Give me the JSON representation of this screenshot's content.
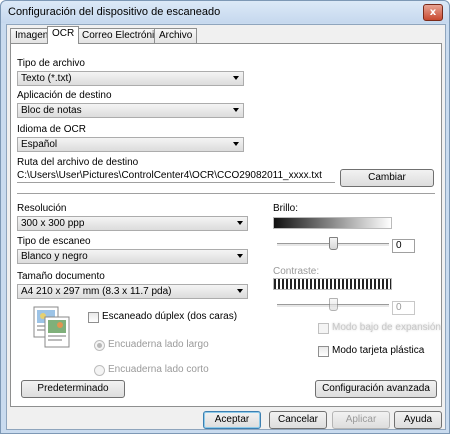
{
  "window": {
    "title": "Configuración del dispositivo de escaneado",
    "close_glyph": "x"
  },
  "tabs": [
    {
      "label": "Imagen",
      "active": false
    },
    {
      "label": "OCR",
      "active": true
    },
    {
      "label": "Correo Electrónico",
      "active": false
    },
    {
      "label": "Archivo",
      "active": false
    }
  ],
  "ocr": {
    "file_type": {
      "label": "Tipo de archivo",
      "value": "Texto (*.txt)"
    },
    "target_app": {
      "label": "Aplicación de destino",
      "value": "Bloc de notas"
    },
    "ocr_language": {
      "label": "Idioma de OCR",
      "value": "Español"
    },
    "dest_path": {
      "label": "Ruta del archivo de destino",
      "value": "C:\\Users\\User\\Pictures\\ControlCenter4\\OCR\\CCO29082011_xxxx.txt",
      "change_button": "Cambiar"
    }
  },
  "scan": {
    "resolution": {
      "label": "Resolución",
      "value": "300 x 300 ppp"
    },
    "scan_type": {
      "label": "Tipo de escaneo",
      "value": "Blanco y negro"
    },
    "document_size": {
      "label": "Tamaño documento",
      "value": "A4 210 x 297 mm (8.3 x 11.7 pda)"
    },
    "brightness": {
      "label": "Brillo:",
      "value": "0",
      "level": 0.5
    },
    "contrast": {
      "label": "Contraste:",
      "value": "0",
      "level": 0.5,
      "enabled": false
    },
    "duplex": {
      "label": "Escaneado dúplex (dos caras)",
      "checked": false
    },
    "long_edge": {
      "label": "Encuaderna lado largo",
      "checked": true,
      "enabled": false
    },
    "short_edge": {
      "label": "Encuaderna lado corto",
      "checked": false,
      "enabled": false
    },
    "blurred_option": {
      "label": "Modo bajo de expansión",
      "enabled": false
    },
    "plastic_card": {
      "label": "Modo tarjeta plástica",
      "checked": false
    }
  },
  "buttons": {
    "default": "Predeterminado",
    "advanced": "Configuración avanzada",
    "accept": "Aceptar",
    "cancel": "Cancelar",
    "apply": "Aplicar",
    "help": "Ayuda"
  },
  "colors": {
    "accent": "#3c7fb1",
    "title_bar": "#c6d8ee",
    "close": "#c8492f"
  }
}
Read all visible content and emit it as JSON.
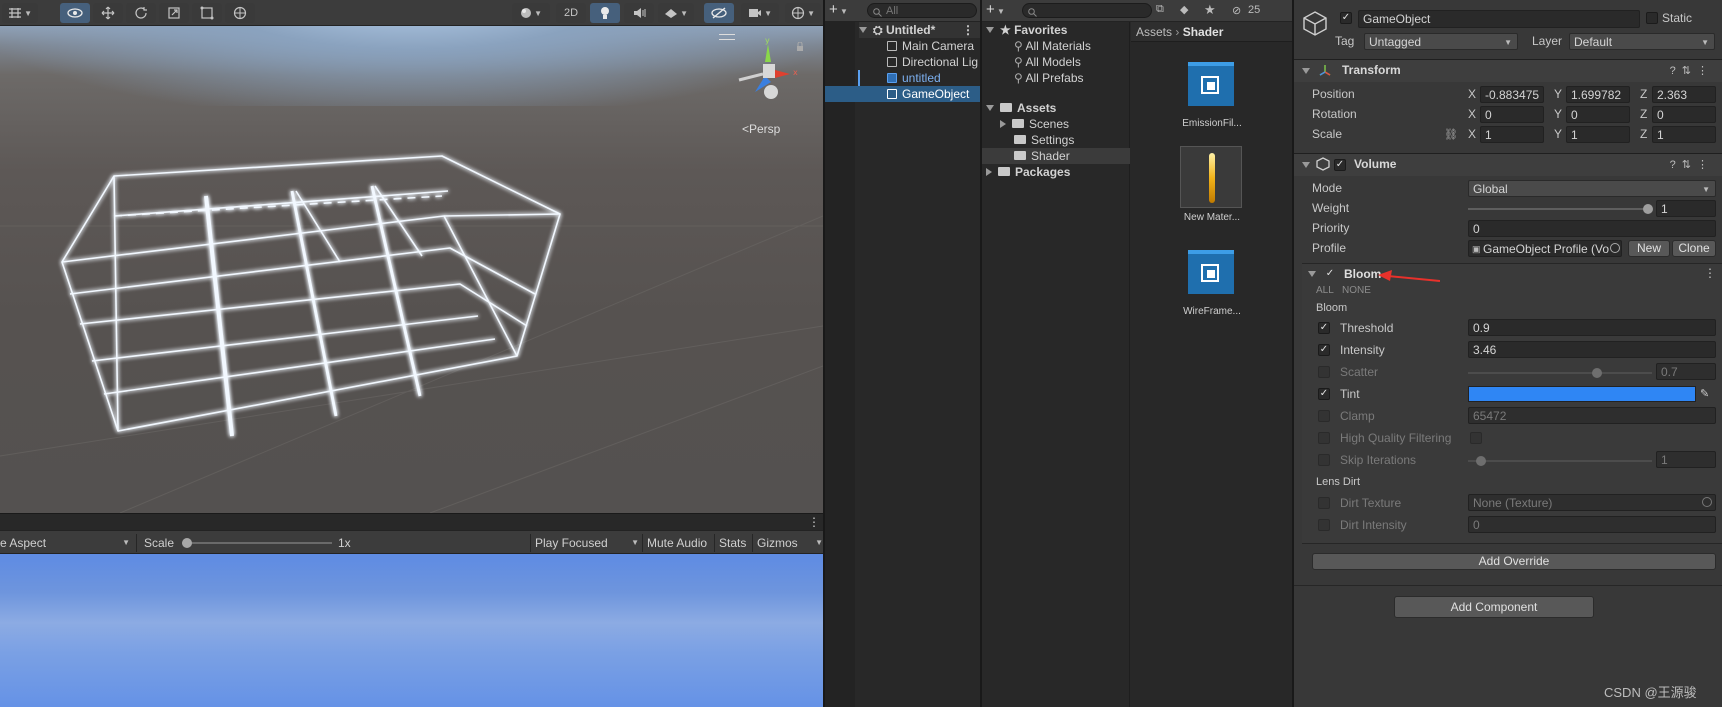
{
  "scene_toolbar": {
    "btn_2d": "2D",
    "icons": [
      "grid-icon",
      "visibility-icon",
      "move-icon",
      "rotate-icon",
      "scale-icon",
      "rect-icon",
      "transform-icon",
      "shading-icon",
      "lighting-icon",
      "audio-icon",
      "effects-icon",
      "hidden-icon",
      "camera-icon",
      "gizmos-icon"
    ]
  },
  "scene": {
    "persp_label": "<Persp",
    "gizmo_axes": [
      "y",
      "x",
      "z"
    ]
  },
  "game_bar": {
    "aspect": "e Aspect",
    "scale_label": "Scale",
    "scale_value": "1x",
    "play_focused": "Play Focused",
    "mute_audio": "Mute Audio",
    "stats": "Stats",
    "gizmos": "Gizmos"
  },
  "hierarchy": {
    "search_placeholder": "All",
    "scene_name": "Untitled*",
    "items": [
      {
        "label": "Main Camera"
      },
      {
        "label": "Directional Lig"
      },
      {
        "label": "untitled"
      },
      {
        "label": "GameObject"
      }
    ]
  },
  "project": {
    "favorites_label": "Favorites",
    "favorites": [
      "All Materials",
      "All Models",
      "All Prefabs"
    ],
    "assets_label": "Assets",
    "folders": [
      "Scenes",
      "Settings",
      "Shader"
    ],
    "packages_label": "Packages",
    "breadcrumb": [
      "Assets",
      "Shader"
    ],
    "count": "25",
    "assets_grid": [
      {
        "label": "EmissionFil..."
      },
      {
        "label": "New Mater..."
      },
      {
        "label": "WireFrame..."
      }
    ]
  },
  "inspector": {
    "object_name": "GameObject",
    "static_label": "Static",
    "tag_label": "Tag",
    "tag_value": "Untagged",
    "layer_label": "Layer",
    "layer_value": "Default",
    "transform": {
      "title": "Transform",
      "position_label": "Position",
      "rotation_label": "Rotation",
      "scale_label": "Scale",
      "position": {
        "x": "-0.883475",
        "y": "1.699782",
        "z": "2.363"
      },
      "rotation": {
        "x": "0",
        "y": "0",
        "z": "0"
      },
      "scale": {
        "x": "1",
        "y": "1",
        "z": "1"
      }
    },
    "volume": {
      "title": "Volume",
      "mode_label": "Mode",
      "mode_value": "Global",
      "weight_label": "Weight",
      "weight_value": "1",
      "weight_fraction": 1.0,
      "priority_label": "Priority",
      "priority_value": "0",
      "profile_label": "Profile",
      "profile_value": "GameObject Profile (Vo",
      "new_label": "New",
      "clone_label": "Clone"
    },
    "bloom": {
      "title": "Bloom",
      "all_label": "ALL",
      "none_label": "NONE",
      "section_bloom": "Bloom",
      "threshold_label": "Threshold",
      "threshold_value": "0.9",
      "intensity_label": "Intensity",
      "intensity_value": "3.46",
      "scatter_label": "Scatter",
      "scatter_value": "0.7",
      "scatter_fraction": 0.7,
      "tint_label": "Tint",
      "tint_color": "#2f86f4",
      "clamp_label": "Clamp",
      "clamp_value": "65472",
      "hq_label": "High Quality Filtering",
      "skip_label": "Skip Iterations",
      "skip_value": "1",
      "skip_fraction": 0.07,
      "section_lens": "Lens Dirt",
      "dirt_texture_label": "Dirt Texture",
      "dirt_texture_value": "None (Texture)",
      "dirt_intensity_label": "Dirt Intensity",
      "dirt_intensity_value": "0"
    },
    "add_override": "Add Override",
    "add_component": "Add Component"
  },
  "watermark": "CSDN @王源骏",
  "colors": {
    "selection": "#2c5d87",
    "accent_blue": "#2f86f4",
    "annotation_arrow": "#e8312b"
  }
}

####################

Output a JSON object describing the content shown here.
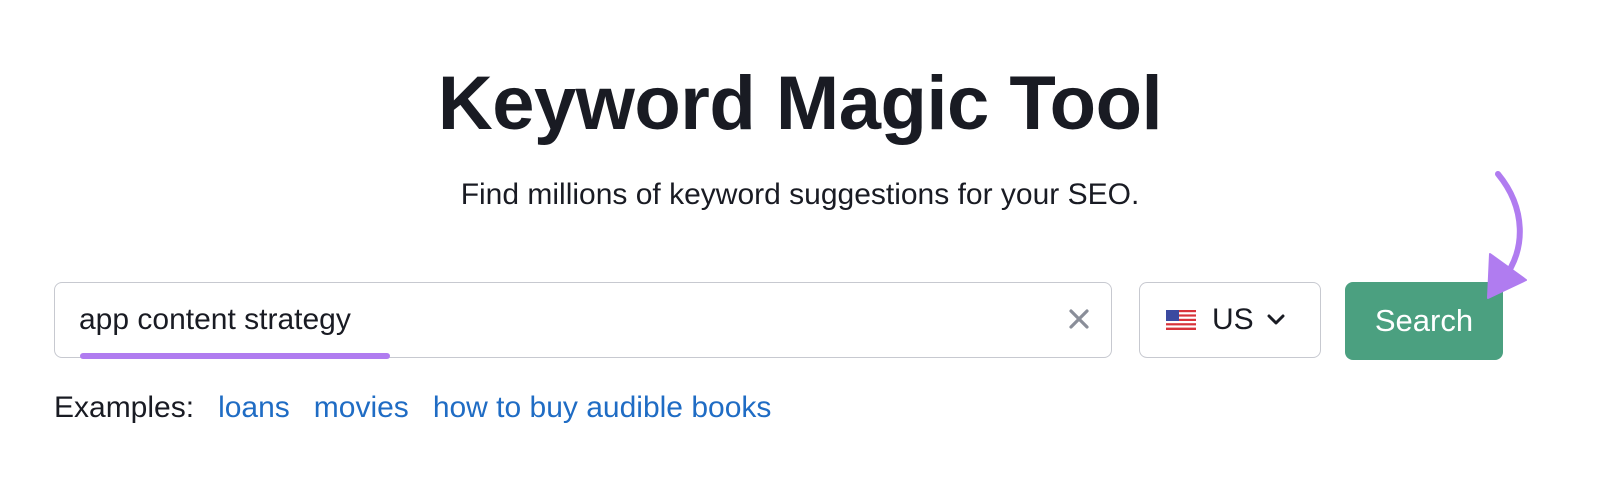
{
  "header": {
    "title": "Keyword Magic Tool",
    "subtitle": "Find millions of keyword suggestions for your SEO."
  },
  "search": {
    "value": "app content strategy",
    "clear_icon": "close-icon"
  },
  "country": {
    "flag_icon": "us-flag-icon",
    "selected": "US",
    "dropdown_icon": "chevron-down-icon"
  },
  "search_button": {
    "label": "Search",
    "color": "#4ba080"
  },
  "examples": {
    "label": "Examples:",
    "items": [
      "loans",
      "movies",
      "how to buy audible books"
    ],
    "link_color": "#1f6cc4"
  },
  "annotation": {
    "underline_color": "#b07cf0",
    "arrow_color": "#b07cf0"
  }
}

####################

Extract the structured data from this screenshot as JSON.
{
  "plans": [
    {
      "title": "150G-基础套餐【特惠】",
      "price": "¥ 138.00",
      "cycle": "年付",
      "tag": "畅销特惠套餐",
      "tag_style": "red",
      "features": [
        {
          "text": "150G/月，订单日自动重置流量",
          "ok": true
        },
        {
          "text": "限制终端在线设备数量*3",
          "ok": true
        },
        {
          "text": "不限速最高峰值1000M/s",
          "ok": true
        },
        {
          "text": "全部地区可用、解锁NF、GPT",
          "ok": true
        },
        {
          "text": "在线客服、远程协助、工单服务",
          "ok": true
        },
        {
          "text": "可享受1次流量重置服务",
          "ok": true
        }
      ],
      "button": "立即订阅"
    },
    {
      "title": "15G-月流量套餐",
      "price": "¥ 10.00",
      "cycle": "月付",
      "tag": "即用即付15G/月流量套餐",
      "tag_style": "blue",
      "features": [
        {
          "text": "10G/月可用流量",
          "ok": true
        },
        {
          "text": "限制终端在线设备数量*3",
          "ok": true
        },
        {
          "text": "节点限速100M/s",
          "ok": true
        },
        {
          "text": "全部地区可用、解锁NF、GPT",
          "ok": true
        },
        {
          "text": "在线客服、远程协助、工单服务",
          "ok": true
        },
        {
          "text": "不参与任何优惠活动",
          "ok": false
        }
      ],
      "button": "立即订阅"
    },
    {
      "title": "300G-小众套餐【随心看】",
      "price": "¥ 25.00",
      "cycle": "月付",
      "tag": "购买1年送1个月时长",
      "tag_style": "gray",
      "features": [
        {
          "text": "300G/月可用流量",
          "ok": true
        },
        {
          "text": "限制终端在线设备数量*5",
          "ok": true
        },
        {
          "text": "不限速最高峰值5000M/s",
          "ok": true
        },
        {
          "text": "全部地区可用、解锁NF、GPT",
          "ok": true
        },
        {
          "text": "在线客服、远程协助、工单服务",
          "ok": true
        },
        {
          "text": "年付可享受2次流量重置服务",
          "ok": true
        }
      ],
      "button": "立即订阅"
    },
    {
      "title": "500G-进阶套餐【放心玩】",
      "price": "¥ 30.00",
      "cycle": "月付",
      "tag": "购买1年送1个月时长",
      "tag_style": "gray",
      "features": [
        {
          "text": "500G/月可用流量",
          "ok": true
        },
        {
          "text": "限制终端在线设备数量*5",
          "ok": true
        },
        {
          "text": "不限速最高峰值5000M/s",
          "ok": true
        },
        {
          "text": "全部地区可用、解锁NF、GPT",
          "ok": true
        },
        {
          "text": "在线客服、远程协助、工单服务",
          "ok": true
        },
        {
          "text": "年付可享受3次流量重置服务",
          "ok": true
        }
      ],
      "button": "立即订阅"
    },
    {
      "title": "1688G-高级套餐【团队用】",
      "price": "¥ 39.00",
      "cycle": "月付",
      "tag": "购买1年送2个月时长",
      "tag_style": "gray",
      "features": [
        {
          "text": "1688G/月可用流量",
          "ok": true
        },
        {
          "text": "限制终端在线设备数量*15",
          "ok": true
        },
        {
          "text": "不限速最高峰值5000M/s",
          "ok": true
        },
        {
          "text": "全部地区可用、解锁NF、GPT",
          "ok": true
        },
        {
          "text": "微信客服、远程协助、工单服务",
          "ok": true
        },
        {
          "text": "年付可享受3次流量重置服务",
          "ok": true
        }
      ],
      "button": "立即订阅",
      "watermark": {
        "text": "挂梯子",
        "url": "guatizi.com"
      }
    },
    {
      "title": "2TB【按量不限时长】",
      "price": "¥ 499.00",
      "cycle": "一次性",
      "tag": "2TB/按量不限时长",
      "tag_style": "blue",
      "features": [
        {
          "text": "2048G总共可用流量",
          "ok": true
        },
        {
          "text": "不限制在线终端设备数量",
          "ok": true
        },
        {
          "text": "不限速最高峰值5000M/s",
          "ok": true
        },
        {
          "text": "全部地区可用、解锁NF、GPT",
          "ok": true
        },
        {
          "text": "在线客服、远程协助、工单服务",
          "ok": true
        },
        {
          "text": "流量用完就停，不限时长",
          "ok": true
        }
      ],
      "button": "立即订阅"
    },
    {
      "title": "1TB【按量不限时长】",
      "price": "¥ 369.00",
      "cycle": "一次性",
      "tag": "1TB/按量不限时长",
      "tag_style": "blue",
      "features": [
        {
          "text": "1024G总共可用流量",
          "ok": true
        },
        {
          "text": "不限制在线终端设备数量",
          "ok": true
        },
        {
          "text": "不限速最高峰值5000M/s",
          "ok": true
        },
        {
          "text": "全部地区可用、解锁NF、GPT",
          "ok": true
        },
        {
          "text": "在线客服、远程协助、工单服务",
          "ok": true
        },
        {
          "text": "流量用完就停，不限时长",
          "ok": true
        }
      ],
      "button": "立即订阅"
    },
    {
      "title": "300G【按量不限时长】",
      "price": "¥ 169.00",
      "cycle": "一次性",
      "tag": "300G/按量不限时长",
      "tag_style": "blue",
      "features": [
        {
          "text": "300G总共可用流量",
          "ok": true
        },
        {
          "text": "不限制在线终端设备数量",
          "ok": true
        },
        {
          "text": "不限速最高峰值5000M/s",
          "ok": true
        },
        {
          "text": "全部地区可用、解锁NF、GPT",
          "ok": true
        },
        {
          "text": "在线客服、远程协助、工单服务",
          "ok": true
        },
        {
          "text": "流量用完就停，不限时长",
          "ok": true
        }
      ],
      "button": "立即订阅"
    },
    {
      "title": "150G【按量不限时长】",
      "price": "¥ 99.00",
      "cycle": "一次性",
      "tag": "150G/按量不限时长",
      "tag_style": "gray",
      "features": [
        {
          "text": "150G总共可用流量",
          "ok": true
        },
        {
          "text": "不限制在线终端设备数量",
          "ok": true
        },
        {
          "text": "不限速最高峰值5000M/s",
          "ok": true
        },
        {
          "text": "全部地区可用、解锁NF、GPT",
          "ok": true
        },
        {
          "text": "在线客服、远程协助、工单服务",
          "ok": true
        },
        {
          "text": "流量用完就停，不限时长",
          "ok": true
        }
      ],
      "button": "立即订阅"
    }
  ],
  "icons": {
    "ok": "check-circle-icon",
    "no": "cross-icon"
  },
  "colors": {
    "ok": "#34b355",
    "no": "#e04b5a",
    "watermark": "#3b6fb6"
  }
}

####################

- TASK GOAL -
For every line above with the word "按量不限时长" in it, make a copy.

- SOLUTION BELOW -
      "title": "2TB【按量不限时长】",
      "tag": "2TB/按量不限时长",
      "title": "1TB【按量不限时长】",
      "tag": "1TB/按量不限时长",
      "title": "300G【按量不限时长】",
      "tag": "300G/按量不限时长",
      "title": "150G【按量不限时长】",
      "tag": "150G/按量不限时长",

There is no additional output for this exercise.